• DESCRIPTION OF THE TASK:
The following entries should be restated word for word, pictures excluded.

• Stored data:
────────

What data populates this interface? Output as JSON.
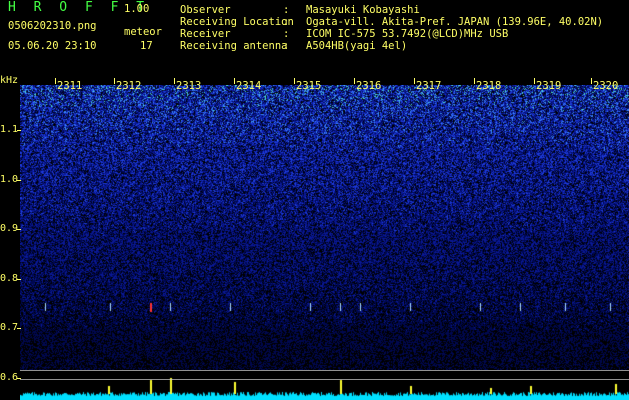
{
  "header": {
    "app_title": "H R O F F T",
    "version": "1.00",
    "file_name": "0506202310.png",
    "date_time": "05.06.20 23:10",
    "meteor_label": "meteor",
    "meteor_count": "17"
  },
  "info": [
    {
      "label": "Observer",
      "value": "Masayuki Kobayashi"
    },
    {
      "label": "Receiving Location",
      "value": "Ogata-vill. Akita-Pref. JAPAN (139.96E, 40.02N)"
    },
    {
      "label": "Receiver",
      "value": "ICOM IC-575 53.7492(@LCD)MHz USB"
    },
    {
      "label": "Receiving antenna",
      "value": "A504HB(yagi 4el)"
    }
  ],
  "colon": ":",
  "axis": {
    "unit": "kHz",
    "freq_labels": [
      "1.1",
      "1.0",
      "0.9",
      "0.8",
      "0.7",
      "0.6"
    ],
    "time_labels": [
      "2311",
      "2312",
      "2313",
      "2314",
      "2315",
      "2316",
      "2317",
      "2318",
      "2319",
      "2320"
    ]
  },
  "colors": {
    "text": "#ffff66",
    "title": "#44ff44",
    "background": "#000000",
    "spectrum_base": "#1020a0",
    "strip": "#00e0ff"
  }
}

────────

• EXERCISE RESPONSE:
What data populates this interface? Output as JSON.
{
  "header": {
    "app_title": "H R O F F T",
    "version": "1.00",
    "file_name": "0506202310.png",
    "date_time": "05.06.20 23:10",
    "meteor_label": "meteor",
    "meteor_count": "17"
  },
  "info": [
    {
      "label": "Observer",
      "value": "Masayuki Kobayashi"
    },
    {
      "label": "Receiving Location",
      "value": "Ogata-vill. Akita-Pref. JAPAN (139.96E, 40.02N)"
    },
    {
      "label": "Receiver",
      "value": "ICOM IC-575 53.7492(@LCD)MHz USB"
    },
    {
      "label": "Receiving antenna",
      "value": "A504HB(yagi 4el)"
    }
  ],
  "colon": ":",
  "axis": {
    "unit": "kHz",
    "freq_labels": [
      "1.1",
      "1.0",
      "0.9",
      "0.8",
      "0.7",
      "0.6"
    ],
    "time_labels": [
      "2311",
      "2312",
      "2313",
      "2314",
      "2315",
      "2316",
      "2317",
      "2318",
      "2319",
      "2320"
    ]
  },
  "colors": {
    "text": "#ffff66",
    "title": "#44ff44",
    "background": "#000000",
    "spectrum_base": "#1020a0",
    "strip": "#00e0ff"
  }
}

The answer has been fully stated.